While the stories of Shannen’s family and other members of the distressed community are full of heart, the film’s politics endorse working within the system, in this case, through the New Democratic Party. After endless governmental neglect, the guitar playing, storytelling NDP MP Charlie Angus stepped into the breach. He is prominently on display in the movie, which culminates with six students flying to Geneva in February 2012 to deliver a message to a UN committee. Shortly afterward a motion for Aboriginal children, introduced by Angus, was passed in the House of Commons. The film’s production notes admit that “many other communities still don’t have safe and welcoming schools.”
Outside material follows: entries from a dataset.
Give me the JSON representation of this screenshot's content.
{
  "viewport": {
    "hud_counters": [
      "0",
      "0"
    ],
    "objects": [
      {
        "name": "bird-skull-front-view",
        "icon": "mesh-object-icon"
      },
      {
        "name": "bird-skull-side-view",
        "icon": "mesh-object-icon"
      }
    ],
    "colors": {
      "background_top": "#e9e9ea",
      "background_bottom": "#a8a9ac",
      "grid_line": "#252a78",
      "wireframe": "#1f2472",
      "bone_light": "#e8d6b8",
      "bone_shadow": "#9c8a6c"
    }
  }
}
Australian filmmaker Ivan Sen’s Mystery Road is a thriller set in an outback town, whose lead character Jay Swan (Aaron Pedersen) is an Aboriginal cop determined to solve the murder of a teenage Aboriginal girl. Swan is neither accepted by the white-dominated police force, nor the police-hating Aboriginal community. The movie is relatively lightweight, entertaining fare that also stars veteran Australian actors Hugo Weaving and Jack Thompson.
The latest film by American director Kelly Reichardt is Night Moves, about eco-terrorism. Set in Oregon, it is the story of three radical environmentalists who plot and execute the blowing up of a hydroelectric dam, with unplanned, fatal consequences. The trio are Harmon (Peter Sarsgaard), a former Marine, Dena (Dakota Fanning), who works in a New Age spa and their leader, the militant Josh (Jesse Eisenberg), a member of an organic farm community. The movie’s production notes describe it as “a tale of suspense and a meditation on the consequences of political extremism.”
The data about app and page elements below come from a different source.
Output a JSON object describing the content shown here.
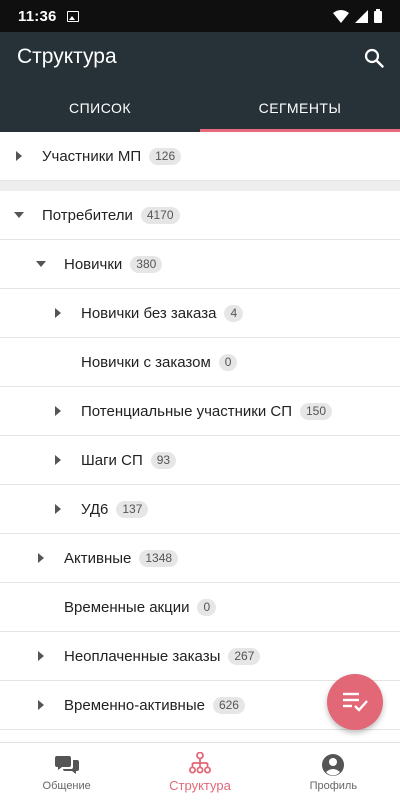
{
  "status_bar": {
    "time": "11:36"
  },
  "app_bar": {
    "title": "Структура"
  },
  "tabs": [
    {
      "label": "СПИСОК",
      "active": false
    },
    {
      "label": "СЕГМЕНТЫ",
      "active": true
    }
  ],
  "rows": [
    {
      "label": "Участники МП",
      "count": "126",
      "expanded": false
    },
    {
      "label": "Потребители",
      "count": "4170",
      "expanded": true
    },
    {
      "label": "Новички",
      "count": "380",
      "expanded": true
    },
    {
      "label": "Новички без заказа",
      "count": "4",
      "expanded": false
    },
    {
      "label": "Новички с заказом",
      "count": "0",
      "expanded": null
    },
    {
      "label": "Потенциальные участники СП",
      "count": "150",
      "expanded": false
    },
    {
      "label": "Шаги СП",
      "count": "93",
      "expanded": false
    },
    {
      "label": "УД6",
      "count": "137",
      "expanded": false
    },
    {
      "label": "Активные",
      "count": "1348",
      "expanded": false
    },
    {
      "label": "Временные акции",
      "count": "0",
      "expanded": null
    },
    {
      "label": "Неоплаченные заказы",
      "count": "267",
      "expanded": false
    },
    {
      "label": "Временно-активные",
      "count": "626",
      "expanded": false
    }
  ],
  "bottom_nav": [
    {
      "label": "Общение",
      "icon": "chat-icon",
      "active": false
    },
    {
      "label": "Структура",
      "icon": "structure-icon",
      "active": true
    },
    {
      "label": "Профиль",
      "icon": "profile-icon",
      "active": false
    }
  ],
  "colors": {
    "app_bar": "#263238",
    "accent": "#e26878"
  }
}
Night Moves might be more aptly labeled some ramblings on the delusions of a political delinquency that has long since passed its prime. Reichardt claims to have drawn inspiration from “Patty Hearst and the Symbionese Liberation Army, members of the Weather Underground, the Black Panthers, Earth First!, the Earth Liberation Front, the would-be Portland Christmas tree bomber, a kid who burned down a McDonald’s in his hometown—to the fictional character of Raskolnikov in Crime and Punishment.” Is eco-terrorism really the most pressing problem in contemporary America? In fact, its practitioners are either sitting in jail or have long ago made their peace with the powers that be.
Reichardt’s previous work includes Meek’s Cutoff (2010), about an ill-fated wagon train in the Pacific Northwest in 1845. That film has no definable start or finish, and while Reichardt brings to it her characteristically minimalist approach, Meek’s Cutoff lacks the concrete social detail that made her Wendy and Lucy (2008), starring Michelle Williams, a moving and wrenching work. Night Moves fails to elicit any such sympathy for its largely clueless, disoriented characters.
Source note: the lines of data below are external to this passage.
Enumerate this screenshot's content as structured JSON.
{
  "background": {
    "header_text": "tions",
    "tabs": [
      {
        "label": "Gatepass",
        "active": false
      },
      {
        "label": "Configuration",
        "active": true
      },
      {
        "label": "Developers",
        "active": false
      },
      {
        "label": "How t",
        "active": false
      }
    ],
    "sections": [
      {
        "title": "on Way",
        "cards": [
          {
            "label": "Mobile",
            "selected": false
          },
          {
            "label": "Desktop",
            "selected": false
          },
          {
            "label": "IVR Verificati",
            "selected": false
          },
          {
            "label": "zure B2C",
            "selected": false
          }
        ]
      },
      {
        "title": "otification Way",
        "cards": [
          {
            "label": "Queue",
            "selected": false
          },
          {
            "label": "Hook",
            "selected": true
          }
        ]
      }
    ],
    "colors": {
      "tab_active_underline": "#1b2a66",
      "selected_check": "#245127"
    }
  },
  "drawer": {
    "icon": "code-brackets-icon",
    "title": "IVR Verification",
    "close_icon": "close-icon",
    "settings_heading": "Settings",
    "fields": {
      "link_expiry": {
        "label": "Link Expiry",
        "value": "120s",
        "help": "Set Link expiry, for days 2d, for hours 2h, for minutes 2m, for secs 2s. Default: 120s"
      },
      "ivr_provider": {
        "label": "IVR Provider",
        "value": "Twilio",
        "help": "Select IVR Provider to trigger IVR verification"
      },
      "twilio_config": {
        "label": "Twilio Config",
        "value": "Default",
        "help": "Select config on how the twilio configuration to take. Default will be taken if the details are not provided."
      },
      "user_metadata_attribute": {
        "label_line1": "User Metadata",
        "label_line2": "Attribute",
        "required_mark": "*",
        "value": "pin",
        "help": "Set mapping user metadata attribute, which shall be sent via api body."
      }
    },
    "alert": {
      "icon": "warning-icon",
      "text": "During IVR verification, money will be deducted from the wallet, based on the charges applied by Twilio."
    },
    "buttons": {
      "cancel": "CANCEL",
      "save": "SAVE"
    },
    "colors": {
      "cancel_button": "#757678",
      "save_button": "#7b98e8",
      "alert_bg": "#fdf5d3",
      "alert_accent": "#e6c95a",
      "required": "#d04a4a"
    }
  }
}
Italian director Alessio Cremonini falls into line with imperialist propaganda on Syria with Border, about two young Muslim women, who learn that a family member has deserted the Syrian Army to join the opposition Free Syrian Army. In order to survive they must make their way to Turkey. Their journey involves dealing with a sleazy shabiha, a mercenary tool of the government, and encountering members of the rebel force, depicted as a kindly, humanitarian group of saviors, rather than an element of the right-wing, US-backed Islamist militias. Speaking for an entire social layer, TIFF’s director and CEO Piers Handling, in his film catalogue description, presents Border as a “powerful account of contemporary Syria.”
To be continued